At some stage, after more fine-tuning and web design to make it look shiny, I may publish that database for others to see, but in the meantime what I noticed through playing with my data was that by filtering and sorting after each update, I could spot upcoming statistical milestones in players’ careers, or whether they were coming close to overtaking historical players in one area of the game or another. For instance, ahead of yesterday’s third ODI between England and South Africa, I knew that Hashim Amla only needed 23 more runs to pass 7000 ODI runs, and only 13 runs to overtake Graeme Smith as South Africa’s fourth highest ODI runs scorer of all time (he duly achieved both!). Knowing these potential milestones ahead of time enhances my enjoyment of watching a game – not only do I get to enjoy the game itself, but I get to keep an eye on a particular players’ achievements within it and to silently urge them on to pass that marker, whether or not the player is even aware that he is approaching it!

So, I thought to myself if I enjoy keeping an eye out for these things, then surely some other cricket fans would too – so here we are!

Ahead of each match or series, I will aim to publish a brief update as to what player stats and milestones to keep an eye on in the game.
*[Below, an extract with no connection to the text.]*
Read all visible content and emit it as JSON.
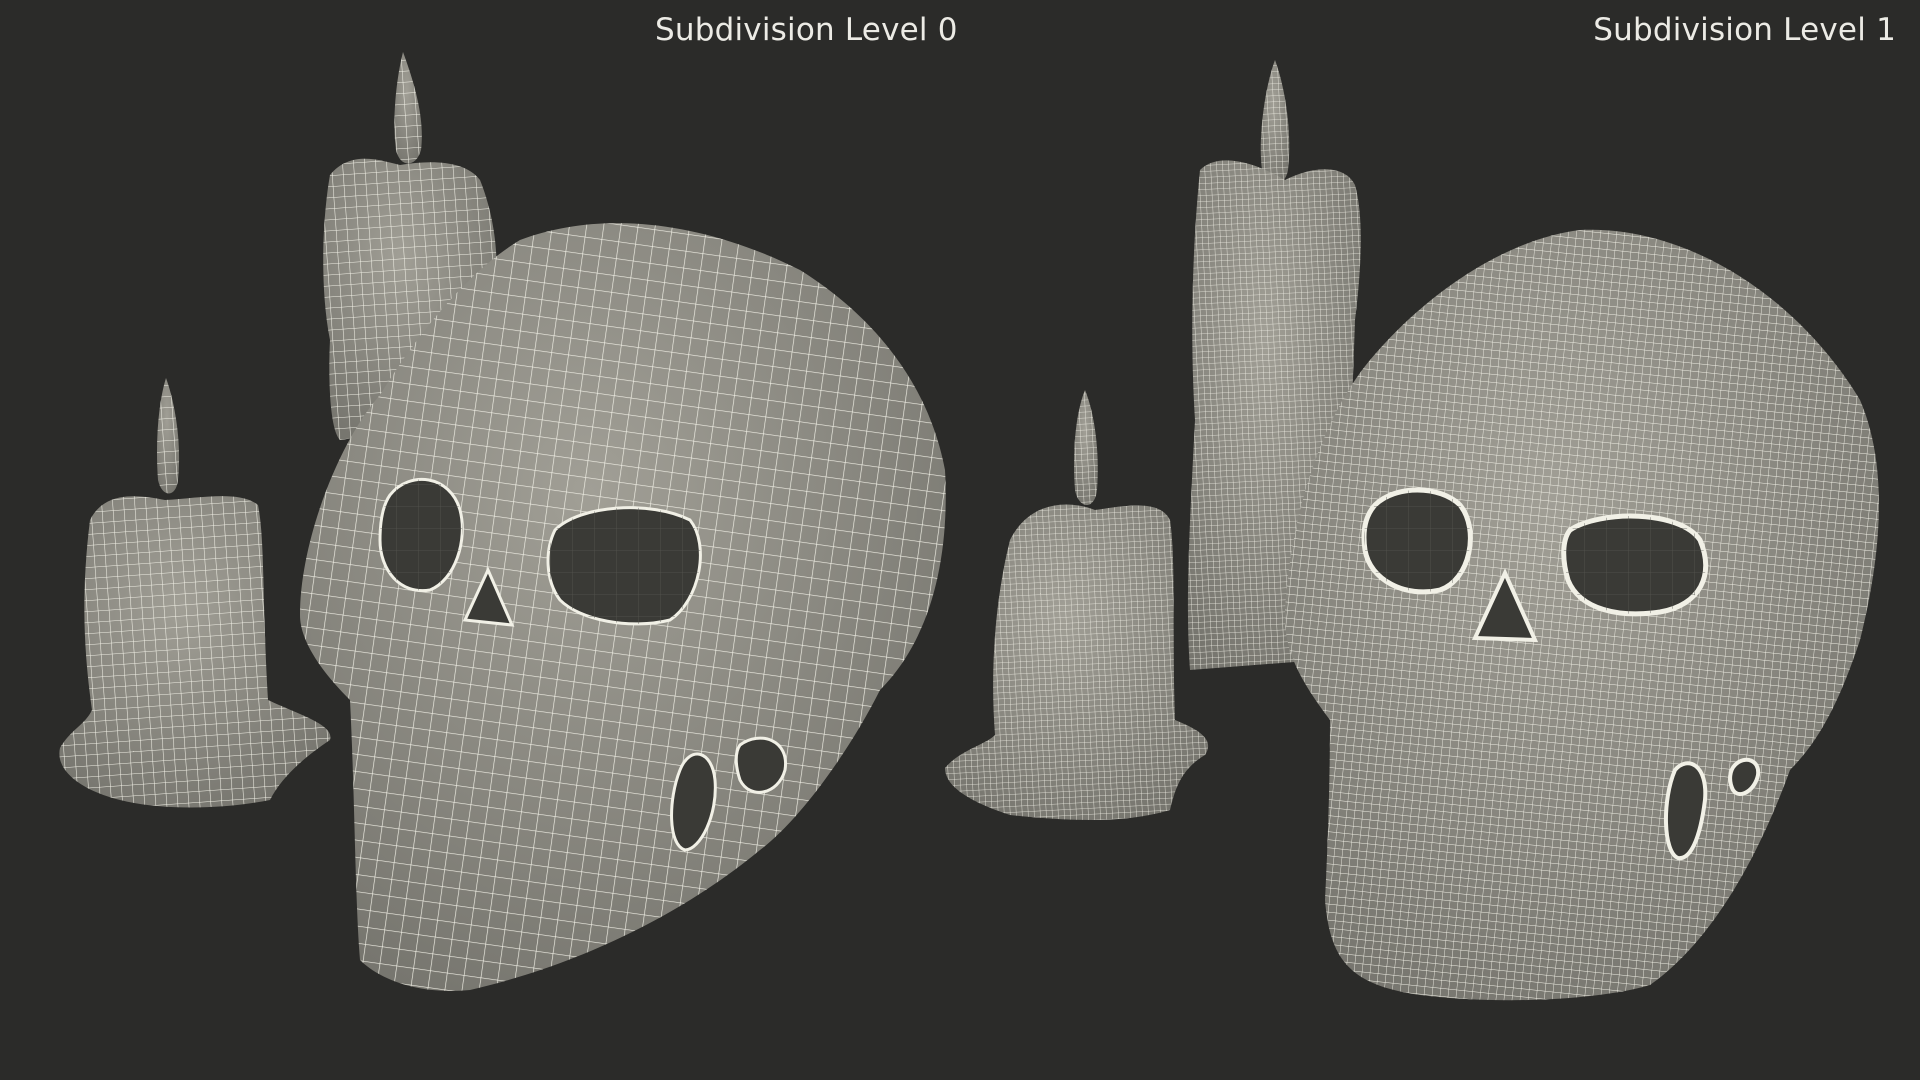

For Test matches, I will do this ahead of each individual match, however for bilateral ODI and T20I series, I will post as a minimum ahead of each series (just to manage workload – I now have a proper job which eats into my stats time!) and more often if possible. For major tournaments, starting with this week’s Champions Trophy, I will conduct reviews for each team participating and post a collective summary ahead of the tournament. I will include stats for those countries that have official International Cricket Council status for the particular form of the game – Test, One Day International or T20 International.

I will also publish a summary after each Test Match or ODI/T20I series/tournament highlighting which players reached their milestones as anticipated, and which will have to wait that little while longer.

I hope you enjoy this as much as I intend to enjoying writing it!